Just under half of the survey respondents felt that mental health inpatients were unlikely to quit long term, with smoking staff significantly more pessimistic than non-smoking staff. Many people with mental illness do however want to quit and have been shown to have fairly high quit rates [2, 4, 14, 28, 32]. The impact of short term stays in non-smoking inpatient facilities on quitting is low, with the majority of patients returning to smoking on discharge [38, 40]. In our follow-up (average 305 days post discharge) of a small sample of patients discharged to other mental health facilities where smoking was possible off site, 7 (58%) had remained non smokers . The sample was small and the results are a likely reflection of relatively long inpatient stays experienced by the respondents. The results do however reflect the potential for long term cessation among people with severe mental illness [13, 14, 32]. People with a mental illness are likely to need additional support to quit long term, although paradoxically, they tend to be offered less support by health care providers [6, 13, 22]. Ensuring staff have the motivation, training and resources to provide information, support and access to NRT while residing in, and on discharge from, the mental health facility will be critical to long term smoking cessation by patients.

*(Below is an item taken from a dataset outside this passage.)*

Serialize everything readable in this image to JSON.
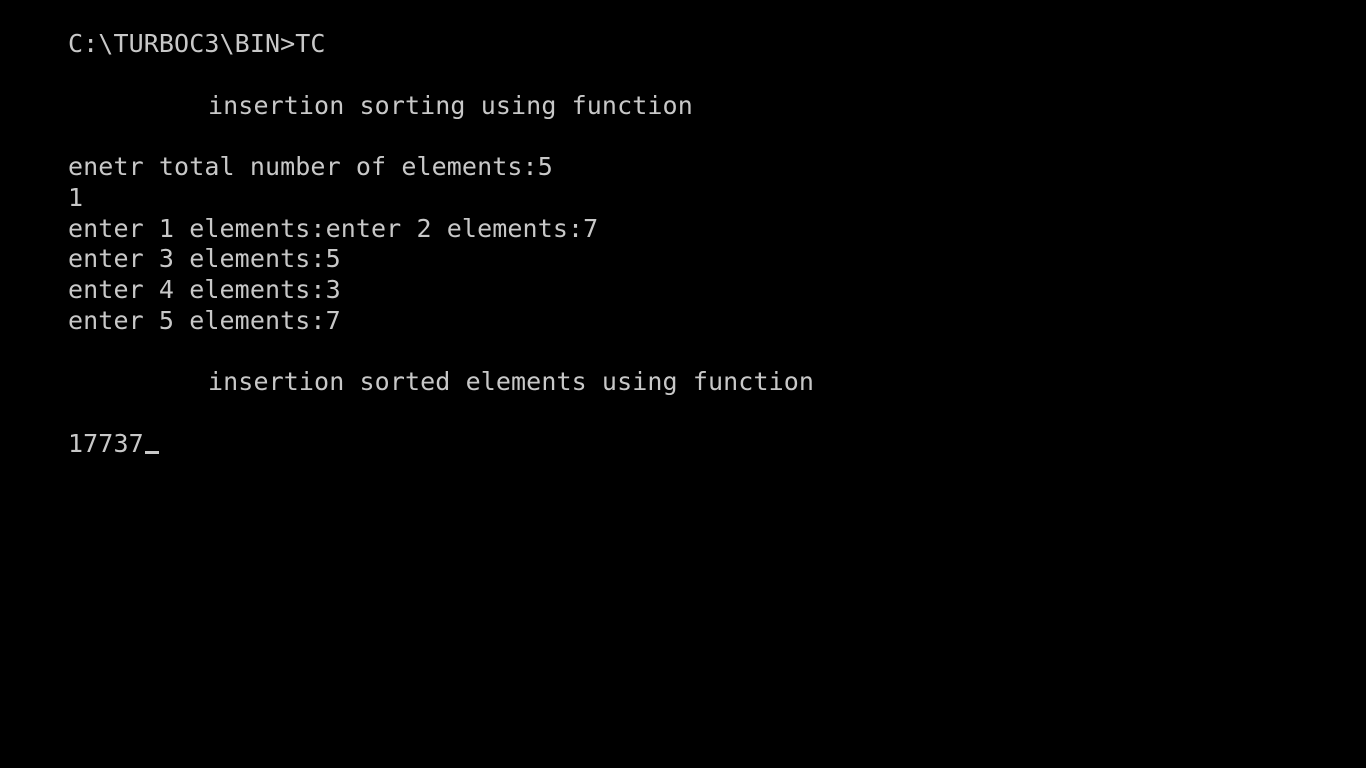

This study has a number of limitations. The return rate for the staff survey was 50% which is lower than rates reported elsewhere [17, 31, 34]. Staff were encouraged using different strategies over a number of weeks to complete and return the survey; the moderate return rate may indicate that the issue of smoking within the hospital is not a priority for many staff. While information on the demographics of those who did not return the survey was not available, gender and professional groupings represented by survey respondents reflected the distribution within the hospital. It is possible that non smokers may have been more likely to respond to the survey resulting in a relatively low smoking rate among staff. However given the responses of smokers to survey questions, it is likely that both smokers and non smokers felt comfortable responding to the anonymous survey and used it as an opportunity to express their views. The small number of smokers within the survey population is a limitation of the statistical analysis. The results of this study do however reflect findings of similar studies of attitudes of smokers and non-smokers [23, 24]. Further, the application of these results to other mental health inpatient facilities is limited due to the unique nature of the hospital being a long stay, high secure facility. The fact that the hospital was opened as totally smoke-free facility from the outset may have influenced the make-up of the staff, with self selection of non-smoking staff on recruitment. It should be noted however that many staff (and patients) were transferred to the hospital from the correctional setting, where only partial bans applied, when the hospital opened.